A standout performance in Europe helped Herbert Smith Freehills (HSF) boost global revenues by 11% in 2016/17, according to the firm’s latest filings with Companies House, although increased overhead saw operating profit barely move.
Global revenues rose from £832.2m to £920.8m, with the firm claiming that its EMEA region ‘generated exceptional revenue growth’. The accounts cited in particular ‘excellent performances in Paris, Moscow and Madrid’ as well as a robust showing from its Asia practices. Mark Rigotti (pictured), chief executive of HSF, commented: ‘It is very encouraging to see another year of growth as our brand continues to strengthen across markets and regions.’
While often overshadowed by its disputes practice, the accounts also highlighted the performance of HSF’s corporate arm. The firm reportedly advised on over 120 cross-border deals throughout the financial year, with a combined value of around $160bn. Among the major mandates was advising Sky on its proposed £18bn buyout by 21st Century Fox.
At the end of last year HSF shook-up its remuneration system, hiking plateau equity shares from 100 to 130 points. The move, which came weeks after Freshfields Bruckhaus Deringer pushed through similar reforms, has given HSF the freedom to extend its core pay ladder and allow top earners to take home well over £1.5m.
But the changes have not come into play in time to affect the most-recent accounts, with the firm’s highest-earning partner receiving the exact amount as in the previous financial year: £1.6m. The number of partners at the firm was essentially static, increasing from 373 to 374. The number of fee-earners at the firm rose 5% from 2,317 to 2,444, with overall headcount numbers increasing from 4,073 to 4,248.

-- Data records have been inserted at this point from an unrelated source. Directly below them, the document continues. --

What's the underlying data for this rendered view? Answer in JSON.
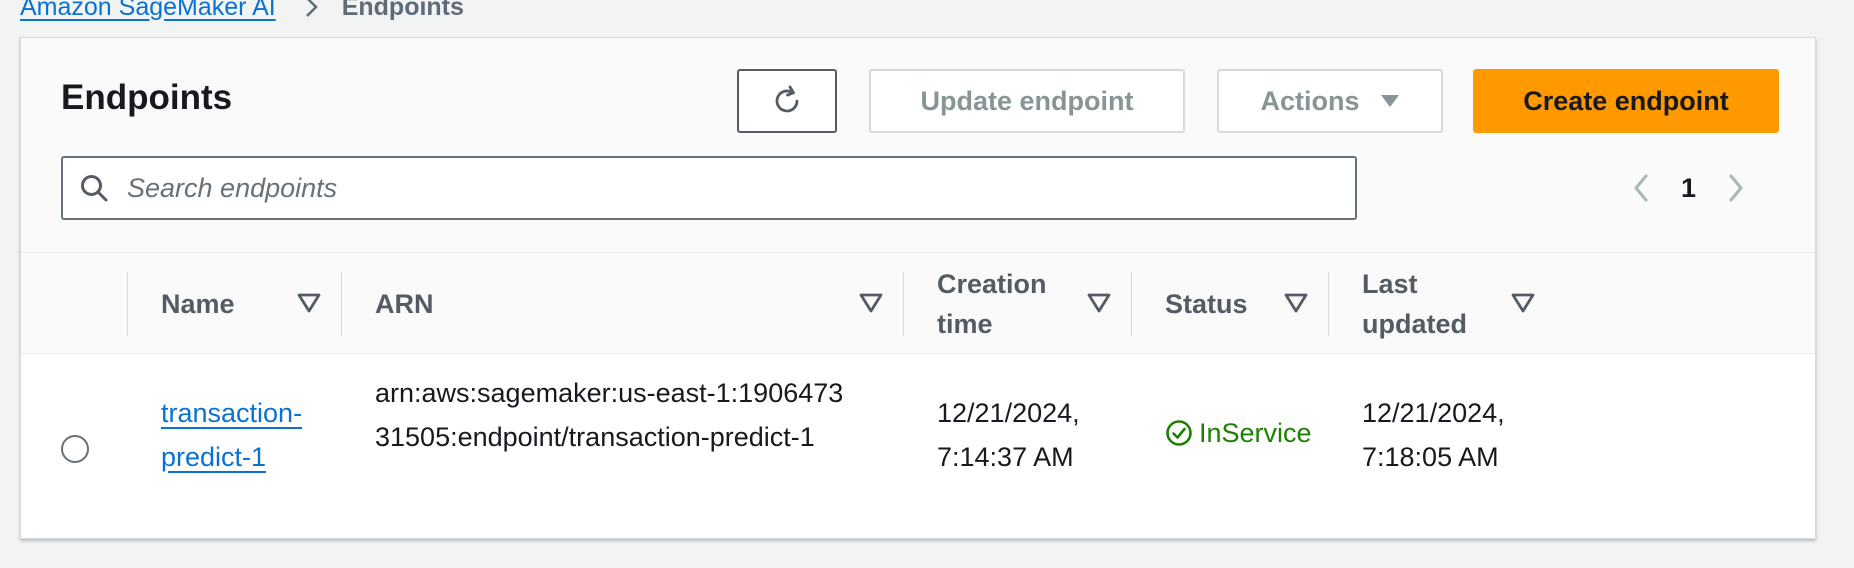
{
  "breadcrumb": {
    "parent": "Amazon SageMaker AI",
    "separator_icon": "chevron-right-icon",
    "current": "Endpoints"
  },
  "header": {
    "title": "Endpoints",
    "refresh_icon": "refresh-icon",
    "update_label": "Update endpoint",
    "actions_label": "Actions",
    "actions_icon": "caret-down-icon",
    "create_label": "Create endpoint"
  },
  "search": {
    "placeholder": "Search endpoints",
    "value": "",
    "icon": "search-icon"
  },
  "pagination": {
    "current_page": "1",
    "prev_icon": "chevron-left-icon",
    "next_icon": "chevron-right-icon"
  },
  "table": {
    "columns": [
      {
        "label": "Name",
        "sortable": true
      },
      {
        "label": "ARN",
        "sortable": true
      },
      {
        "label": "Creation time",
        "sortable": true
      },
      {
        "label": "Status",
        "sortable": true
      },
      {
        "label": "Last updated",
        "sortable": true
      }
    ],
    "rows": [
      {
        "selected": false,
        "name": "transaction-predict-1",
        "arn": "arn:aws:sagemaker:us-east-1:190647331505:endpoint/transaction-predict-1",
        "creation_time": "12/21/2024, 7:14:37 AM",
        "status": "InService",
        "status_icon": "check-circle-icon",
        "last_updated": "12/21/2024, 7:18:05 AM"
      }
    ]
  },
  "colors": {
    "link": "#0972d3",
    "primary_button": "#ff9900",
    "status_ok": "#1d8102",
    "disabled_text": "#879596"
  }
}
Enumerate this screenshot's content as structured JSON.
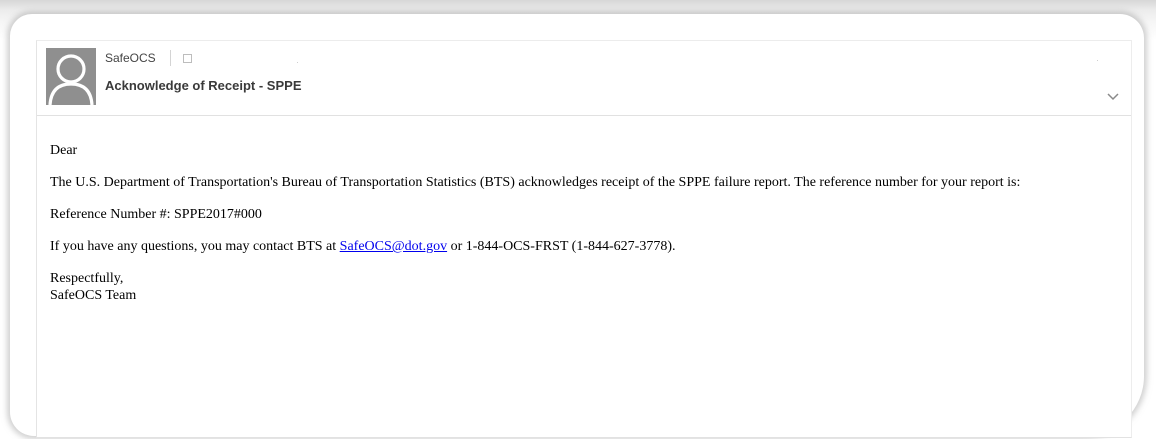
{
  "header": {
    "sender": "SafeOCS",
    "subject": "Acknowledge of Receipt - SPPE"
  },
  "icons": {
    "avatar": "person-silhouette-icon",
    "flag": "checkbox-square-icon",
    "expand": "chevron-down-icon"
  },
  "colors": {
    "avatar_bg": "#8f8f8f",
    "link": "#0000ee",
    "text": "#000000"
  },
  "body": {
    "greeting": "Dear",
    "intro": "The U.S. Department of Transportation's Bureau of Transportation Statistics (BTS) acknowledges receipt of the SPPE failure report. The reference number for your report is:",
    "reference": "Reference Number #: SPPE2017#000",
    "contact_prefix": "If you have any questions, you may contact BTS at ",
    "contact_email": "SafeOCS@dot.gov",
    "contact_suffix": " or 1-844-OCS-FRST (1-844-627-3778).",
    "closing": "Respectfully,",
    "signature": "SafeOCS Team"
  }
}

HSF’s key management personnel, which consists of members of the firm’s global executive committee, took home a smaller share of profits in 2016/17. In 2015/16, the group took home a total of £8.7m, compared to £8.5m this year.

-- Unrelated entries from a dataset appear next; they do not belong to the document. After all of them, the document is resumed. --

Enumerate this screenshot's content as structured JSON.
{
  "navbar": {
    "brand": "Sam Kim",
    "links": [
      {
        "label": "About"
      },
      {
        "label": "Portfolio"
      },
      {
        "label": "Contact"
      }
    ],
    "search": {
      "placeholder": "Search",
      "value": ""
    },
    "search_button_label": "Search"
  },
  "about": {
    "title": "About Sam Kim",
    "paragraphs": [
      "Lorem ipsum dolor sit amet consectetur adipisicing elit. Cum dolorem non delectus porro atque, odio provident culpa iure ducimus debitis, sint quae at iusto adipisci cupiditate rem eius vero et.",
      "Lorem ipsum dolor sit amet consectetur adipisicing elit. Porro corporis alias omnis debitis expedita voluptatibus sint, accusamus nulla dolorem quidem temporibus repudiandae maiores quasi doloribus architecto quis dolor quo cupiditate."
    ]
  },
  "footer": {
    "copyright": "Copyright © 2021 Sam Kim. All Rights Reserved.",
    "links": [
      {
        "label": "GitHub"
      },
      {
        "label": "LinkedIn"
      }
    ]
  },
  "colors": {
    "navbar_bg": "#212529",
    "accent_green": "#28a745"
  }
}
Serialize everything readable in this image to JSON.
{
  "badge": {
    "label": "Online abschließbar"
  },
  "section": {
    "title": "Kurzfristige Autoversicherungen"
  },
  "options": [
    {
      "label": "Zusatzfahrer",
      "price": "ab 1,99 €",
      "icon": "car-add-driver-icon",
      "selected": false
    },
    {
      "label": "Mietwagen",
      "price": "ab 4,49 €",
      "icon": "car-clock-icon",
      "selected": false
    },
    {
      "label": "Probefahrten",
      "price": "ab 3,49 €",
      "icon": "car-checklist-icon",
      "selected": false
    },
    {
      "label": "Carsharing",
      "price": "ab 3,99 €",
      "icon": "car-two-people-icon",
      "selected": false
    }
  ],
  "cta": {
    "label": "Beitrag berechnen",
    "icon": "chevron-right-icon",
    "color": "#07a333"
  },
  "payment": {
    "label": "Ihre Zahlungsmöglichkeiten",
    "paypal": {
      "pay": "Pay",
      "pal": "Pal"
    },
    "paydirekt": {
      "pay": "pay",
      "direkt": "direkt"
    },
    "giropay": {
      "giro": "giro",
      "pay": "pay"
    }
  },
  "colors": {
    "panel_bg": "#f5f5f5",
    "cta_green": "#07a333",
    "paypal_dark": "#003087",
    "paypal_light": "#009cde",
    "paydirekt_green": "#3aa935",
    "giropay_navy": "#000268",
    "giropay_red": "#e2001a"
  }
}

The muted payouts most likely reflect the fact that HSF’s operating profit also barely grew, rising less than 1% from £245.7m to £247.9m. The accounts also detailed payments made out to former members, totalling £3.9m, compared to £1.1m the year previous. The firm said the figure represents payment of profit entitlements to partners after they retired.